I immediately loaded “Sigh No More” onto my various devices of digital distribution and have not stopped listening since. The voice, the banjo, the lyrics have embedded themselves into the warp and woof of this time of my life, and I shall likely never hear them without being once again at this time of my life when my sons were young, my parents healthy and my love strong. The title song, in particular, speaks to me.
Love that will not betray you, dismay or enslave you. It will set you free to be more like the man that you were made to be.
“Yes” I think. “That is the standard to which we should hold anything we call love.” I find myself wondering, is that God’s love? Is that my love for my sons? Is that my love with my husband? Does the love I give conform to this high calling?
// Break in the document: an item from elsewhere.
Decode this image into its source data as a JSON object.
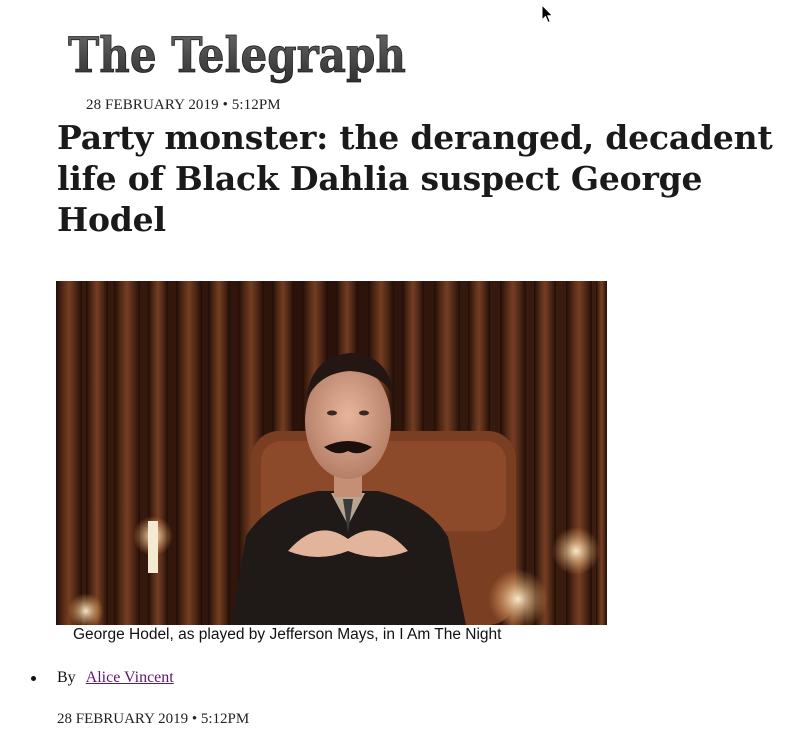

May I confess that I was shocked _SHOCKED_ when their next album beat out Bieber in popularity? I hadn’t intended to be listening to music that was actually popular. Ah well – so were Simon and Gurfunkel in their time.
I’m looking forward to delving the depths of their music. So far, I have what shows on the surface of the songs, and questions they raise. Are they Christian? Use to be Christian? Using Christian language? They are certainly not priggish. (Hey mom, that’s a warning that you might not totally like them. Let’s just say some of their songs cannot be played on radio.) There are allusions running through their music to Shakespeare. When you tie those allusions out, how do they change the meaning of what I hear?
I deeply appreciate this new music. It makes me aware how well I know the music I listen to, and how my ears seek out new songs. So… have you heard these guys? What questions do they raise in your mind? Do songs tie you to place-in-time, like they do me? Do you ever try to manipulate that, by introducing new music to something you’d really like to remember? And critically – who else should I be listening to?